While there are myriad possible answers to the question, ‘What happens after we die?’, depending on the beliefs of those you ask, Australians could soon be able to take a second crack at living, with the launch of the country’s very first Cryonics facility.
The process involves the deceased being frozen at an extremely low temperature following death, in the hope that they will one day be able to be revived – however the promise of a potential second life doesn’t come cheap and will set you back around $150,000.
Speaking to The Weekend Australian Magazine, Cryonics pioneer Peter Tsolakides revealed people could remain frozen for “thousands of years” if their bodies are looked after properly, with the idea being they’ll lie in wait at a temperature of -196 degrees until science has evolved enough to bring them back.
The 69-year-old founder of non-profit organisation Southern Cryonics, who will begin building Australia’s first facility of this kind in Holbrook, New South Wales, later this year, with Tsolakides predicting to have around four patients a year from the outset.
He added: “You’ll be in a young, fit body.

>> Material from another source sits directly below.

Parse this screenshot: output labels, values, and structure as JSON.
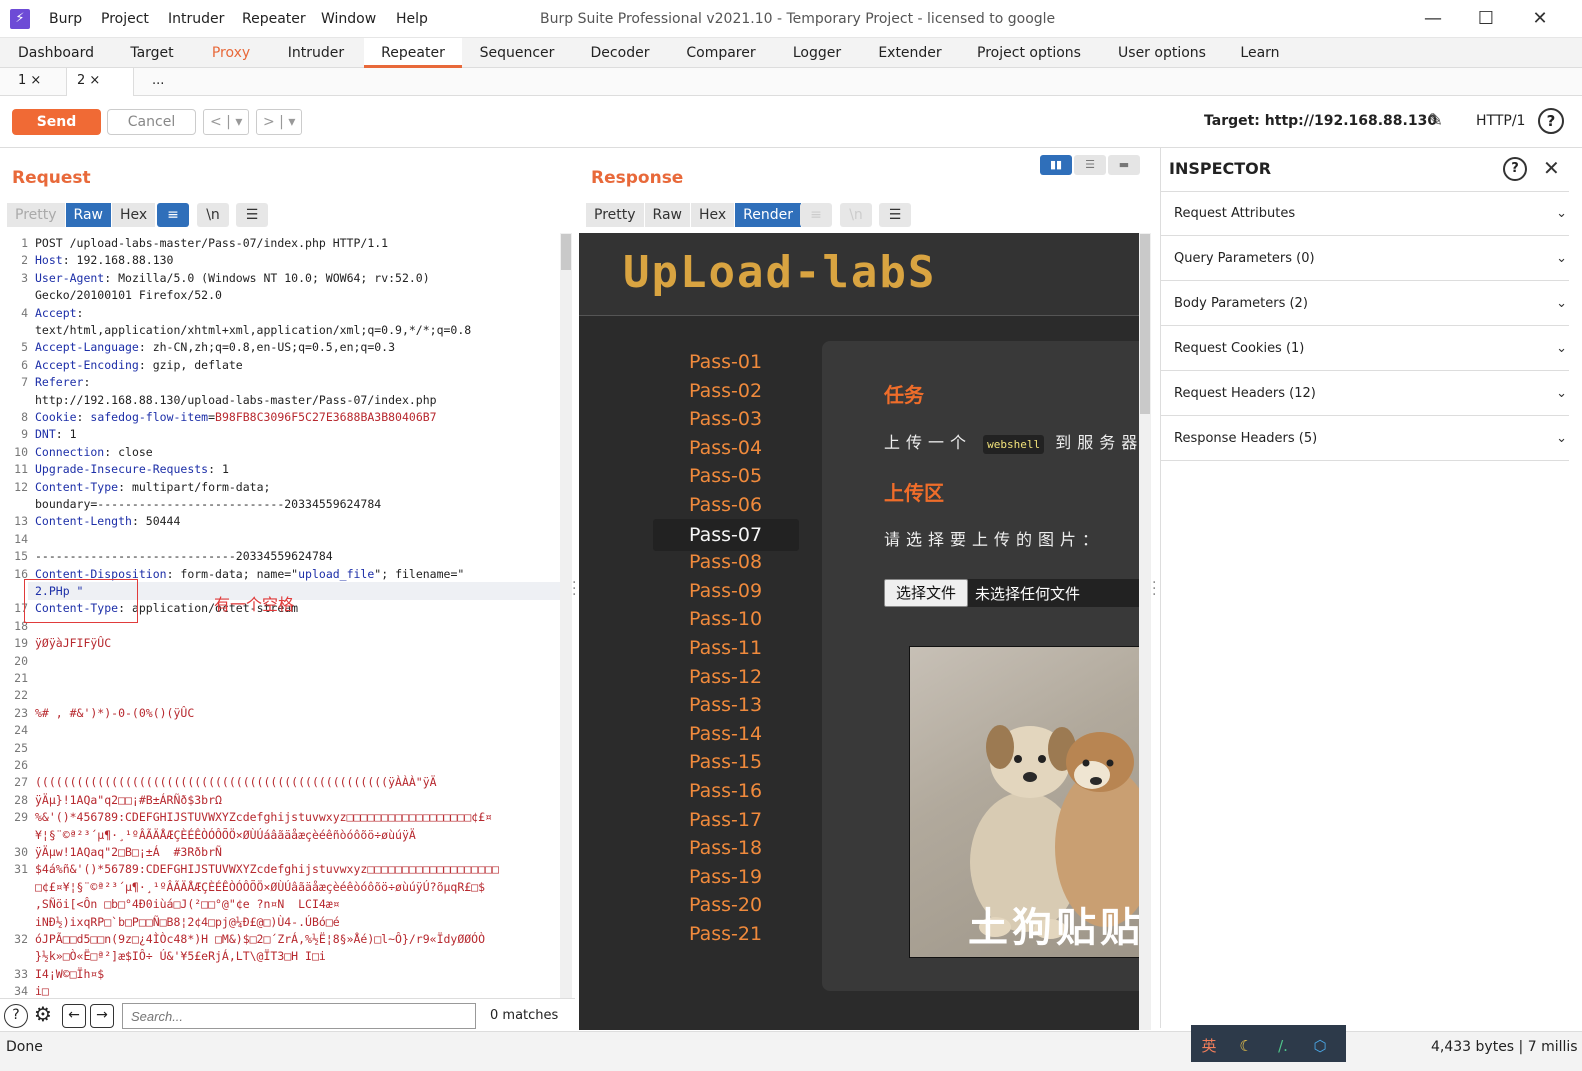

That’s the point. In 200 years’ time, say, developments in cloning, AI, nanotechnology and robotics will enable whole new bodies to be created.”
The first person to ever have their body cryopreserved after death was American professor James Bedford, whose body still remains frozen at the Alcor Life Extension Foundation in Scottsdale, Arizona.
While the facility in Australia is expected to offer only full body suspension, the Alcor clinic – which claims to be the world leader in its field – also allows patients to have only their heads frozen at a discounted cost, which is known as ‘neurocryopreservation’.
However the pseudoscience is not without its critics, with some questioning the science behind the process, while others have queried the effect that ‘living forever’ would have on future generations, potentially removing the need for humans to procreate.